I’d also emptied a couple of pots of their remaining potatoes so threw the compost onto here, added in some chicken poo pellets, removed a clump of slug or snail eggs, and dug it all in.

20200712 (5) 20200712 (2)
With no mesh, I had to use what was to hand to form a protective cage 

  • 6 x 4 foot canes
  • 6 x screwball icecream plastic containers (for the top of each cane)
  • 4 x net curtains, of varying size, thickness, and colour
  • 1 x stapler (and a supply of staples)
  • A selection of plastic clothes pegs

I stapled the curtains together; spread the results over the canes; adjusted the sides, and pegged the curtains onto the canes, leaving one side and the front so I could get in to plant the brassicas. Then I buried some of the curtain edges, put more staples into any large gaps and pegged the rest into place.

20200712 (4)

Yes, it does look like a (small) crime scene tent, only in this case it is stopping the murder and mutilation of my cabbages, kale and sprouts. Hopefully. Maybe just some light maiming.

20200712 macrame (4)

Anyway, I fitted everything in, just. The space is only 2 feet x 4 feet. But I’ve got more brassicas in a large pot inside the greenhouse, which I’ll bring outside once all danger has passed. They can’t get inside unless I leave the door open.

Should I put eggshells down?

20200712 (8)

The garlic and onions are drying out in the greenhouse.

Weekend Workout

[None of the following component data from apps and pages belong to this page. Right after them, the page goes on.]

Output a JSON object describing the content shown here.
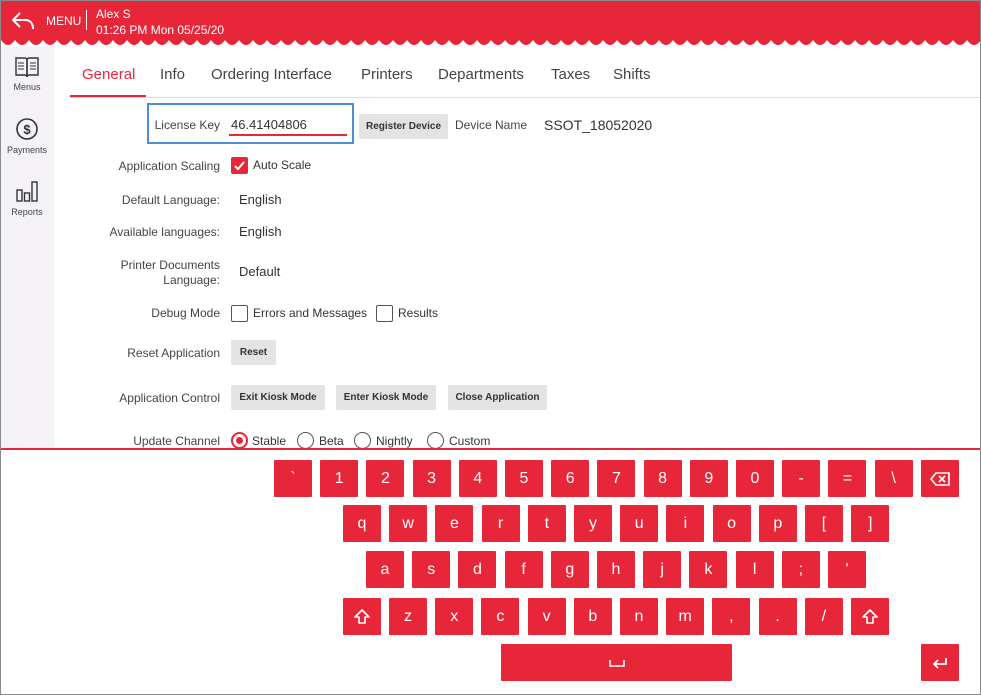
{
  "header": {
    "menu_label": "MENU",
    "user_name": "Alex S",
    "datetime": "01:26 PM Mon 05/25/20",
    "back_icon": "back-arrow-icon"
  },
  "sidebar": {
    "items": [
      {
        "label": "Menus",
        "icon": "book-icon"
      },
      {
        "label": "Payments",
        "icon": "dollar-icon"
      },
      {
        "label": "Reports",
        "icon": "bar-chart-icon"
      }
    ]
  },
  "tabs": [
    {
      "label": "General",
      "active": true
    },
    {
      "label": "Info"
    },
    {
      "label": "Ordering Interface"
    },
    {
      "label": "Printers"
    },
    {
      "label": "Departments"
    },
    {
      "label": "Taxes"
    },
    {
      "label": "Shifts"
    }
  ],
  "settings": {
    "license_key_label": "License Key",
    "license_key_value": "46.41404806",
    "register_button": "Register Device",
    "device_name_label": "Device Name",
    "device_name_value": "SSOT_18052020",
    "app_scaling_label": "Application Scaling",
    "auto_scale_label": "Auto Scale",
    "auto_scale_checked": true,
    "default_language_label": "Default Language:",
    "default_language_value": "English",
    "available_languages_label": "Available languages:",
    "available_languages_value": "English",
    "printer_docs_label_line1": "Printer Documents",
    "printer_docs_label_line2": "Language:",
    "printer_docs_value": "Default",
    "debug_mode_label": "Debug Mode",
    "debug_errors_label": "Errors and Messages",
    "debug_errors_checked": false,
    "debug_results_label": "Results",
    "debug_results_checked": false,
    "reset_app_label": "Reset Application",
    "reset_button": "Reset",
    "app_control_label": "Application Control",
    "exit_kiosk_button": "Exit Kiosk Mode",
    "enter_kiosk_button": "Enter Kiosk Mode",
    "close_app_button": "Close Application",
    "update_channel_label": "Update Channel",
    "update_channel_options": [
      "Stable",
      "Beta",
      "Nightly",
      "Custom"
    ],
    "update_channel_selected": "Stable"
  },
  "keyboard": {
    "row1": [
      "`",
      "1",
      "2",
      "3",
      "4",
      "5",
      "6",
      "7",
      "8",
      "9",
      "0",
      "-",
      "=",
      "\\"
    ],
    "row2": [
      "q",
      "w",
      "e",
      "r",
      "t",
      "y",
      "u",
      "i",
      "o",
      "p",
      "[",
      "]"
    ],
    "row3": [
      "a",
      "s",
      "d",
      "f",
      "g",
      "h",
      "j",
      "k",
      "l",
      ";",
      "'"
    ],
    "row4": [
      "z",
      "x",
      "c",
      "v",
      "b",
      "n",
      "m",
      ",",
      ".",
      "/"
    ],
    "backspace_icon": "backspace-icon",
    "shift_icon": "shift-icon",
    "space_icon": "space-icon",
    "enter_icon": "enter-icon"
  },
  "colors": {
    "accent": "#e8263a",
    "focus_outline": "#4a8fd6",
    "sidebar_bg": "#f4f2f7"
  }
}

I’ve pulled up all my radishes – but not to eat.  A separate post which follows will explain why.  I have replaced them with a different variety which, hopefully, will produce the small and tender roots that I love.  To protect them, I’ve used this old supermarket basket.

20190615 (1).JPG

I’ve already harvested some chard leaves and spinach.  Online guidance says to pick chard when stems are around two inches long.  Mine only just met that criteria.  I’m currently growing it in troughs, though I could transplant some into a raised bed.  I’ve moved it onto the patio step where, should the sun ever shine for more than a couple of minutes, it will reap the benefit.

20190615 (2)

While away on holiday, anything I hadn’t time or room to plant out was placed on a gravel tray.  Thankfully they survived so I’ve potted on some Brussels Sprouts and tomatoes – mystery varieties labelled A and B as I still don’t know which is which until they fruit.

20190615 (4)

I’ve also sown Little Gem lettuce into a seed tray, sown cress seeds, and put some more spinach seeds into some three inch pots – 5 seeds per pot.  All from packets of seeds I got free with a gardening magazine.

Then I had a look at the garlic I planted last September.

Some of the stems had already fallen and the top of a bulb was visible in one case.  Hoping it was the top of a very large ‘iceberg’, I decided to dig one up.  I got two.

If smell was a guarantee of size, these should be huge, but they’re not.  These were the ones I planted directly into the front of Raised Bed A.  I’ve replanted them into a pot in the hope they might fatten up a bit more.

The garlic in Raised Bed B was started off in pots outside and planted into the bed in Spring.  I’ll give them a few more weeks before I check again.